The 12-week AIA – Konica Minolta Digital Health Accelerator aims to support entrepreneurs and businesses that deliver solutions through integrating data into healthcare delivery, the companies said.
“Konica Minolta has long embraced Open Innovation, and combined our expertise to create cutting-edge medical field products for more than 30 years now. Since 2014 we have opened 5 Business Innovation Centres across the world to work with customers, start-ups, research institutions and crowdsourcing channels.
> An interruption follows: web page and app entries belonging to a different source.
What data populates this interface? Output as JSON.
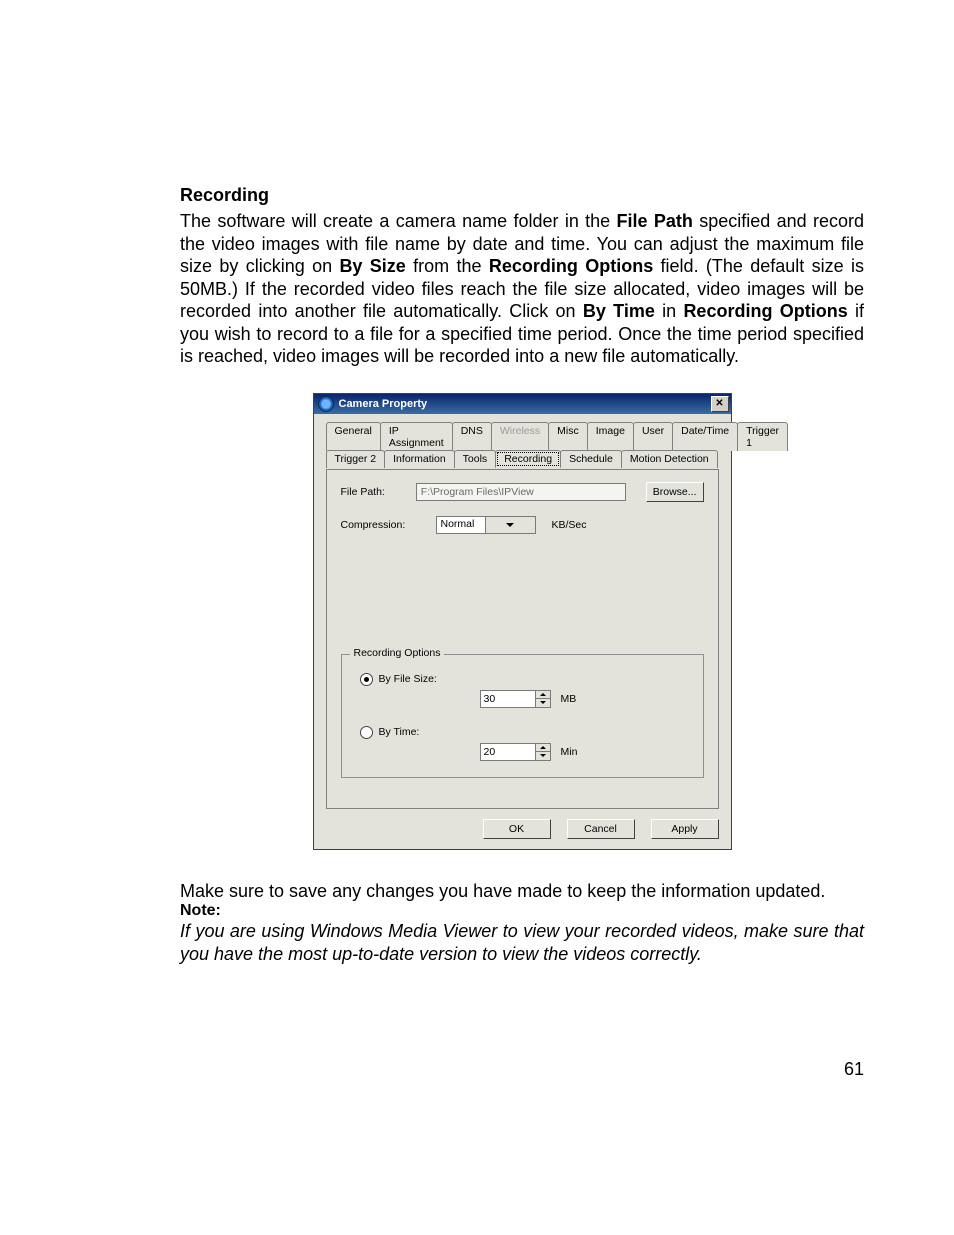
{
  "heading": "Recording",
  "para1_parts": {
    "t1": "The software will create a camera name folder in the ",
    "b1": "File Path",
    "t2": " specified and record the video images with file name by date and time.  You can adjust the maximum file size by clicking on ",
    "b2": "By Size",
    "t3": " from the ",
    "b3": "Recording Options",
    "t4": " field. (The default size is 50MB.) If the recorded video files reach the file size allocated, video images will be recorded into another file automatically. Click on ",
    "b4": "By Time",
    "t5": " in ",
    "b5": "Recording Options",
    "t6": " if you wish to record to a file for a specified time period. Once the time period specified is reached, video images will be recorded into a new file automatically."
  },
  "para2": "Make sure to save any changes you have made to keep the information updated.",
  "note_label": "Note:",
  "note_text": "If you are using Windows Media Viewer to view your recorded videos, make sure that you have the most up-to-date version to view the videos correctly.",
  "page_number": "61",
  "dialog": {
    "title": "Camera Property",
    "tabs_row1": [
      "General",
      "IP Assignment",
      "DNS",
      "Wireless",
      "Misc",
      "Image",
      "User",
      "Date/Time",
      "Trigger 1"
    ],
    "tabs_row2": [
      "Trigger 2",
      "Information",
      "Tools",
      "Recording",
      "Schedule",
      "Motion Detection"
    ],
    "active_tab": "Recording",
    "disabled_tab": "Wireless",
    "file_path_label": "File Path:",
    "file_path_value": "F:\\Program Files\\IPView",
    "browse_label": "Browse...",
    "compression_label": "Compression:",
    "compression_value": "Normal",
    "compression_unit": "KB/Sec",
    "group_title": "Recording Options",
    "opt_by_size": "By File Size:",
    "opt_by_time": "By Time:",
    "size_value": "30",
    "size_unit": "MB",
    "time_value": "20",
    "time_unit": "Min",
    "selected_option": "size",
    "ok_label": "OK",
    "cancel_label": "Cancel",
    "apply_label": "Apply"
  }
}
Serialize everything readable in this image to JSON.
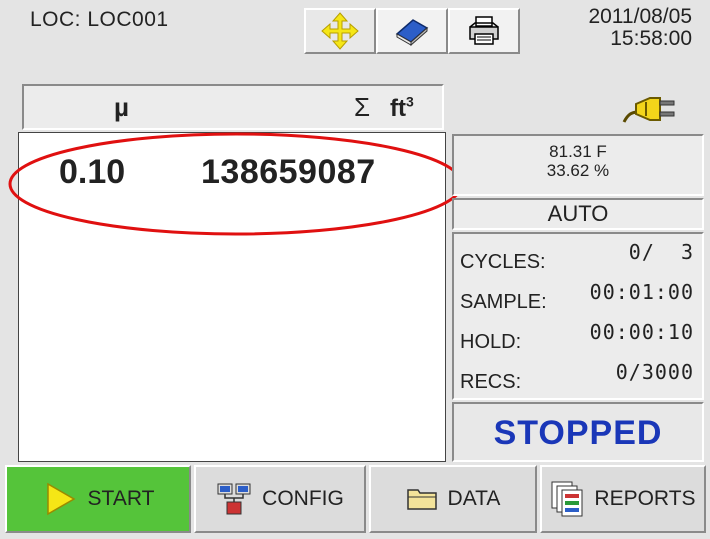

This accelerator program is another Open Innovation step to reach out to promising start-ups and Konica Minolta will make available R&D assets, and go-to-market channels to accelerate their entry into the Digital Health space,” Konica Minolta executive officer Yuji Ichimura said in a press release.
The companies said that Singapore’s government expects to double its expenditure on healthcare from the $2.8 billion (SG $4 billion) spent in 2011 to $5.6 billion (SG $8 billion) in 2015.
The accelerator program will be run by a 3rd party investment incubator named Nest, and hopes to support the Singapore government’s push to adopt information communication technologies to develop integrated healthcare delivery systems for the country, the companies said.
“This launch is another extension of AIA’s belief in the power of Collaborative Innovation to help manage healthcare costs in Singapore and create value for families here. The protection gap in Singapore is estimated to be US$305 billion, and healthcare spending is expected to increase with government health spending expected to increase to SG$12 billion annually by 2020. Digital health can play a meaningful role in addressing both these issues as we seek to ensure the well-being of families in Singapore,” AIA Singapore CEO Patrick Teow said in prepared remarks.
Last month, Konica Minolta said it acquired digital hardware and software imaging developer Viztek for an undisclosed amount.
Viztek recently introduced its Exa platform for PACS, RIS and EHR systems that allows radiologists and physicians to access images and information remotely, the company said.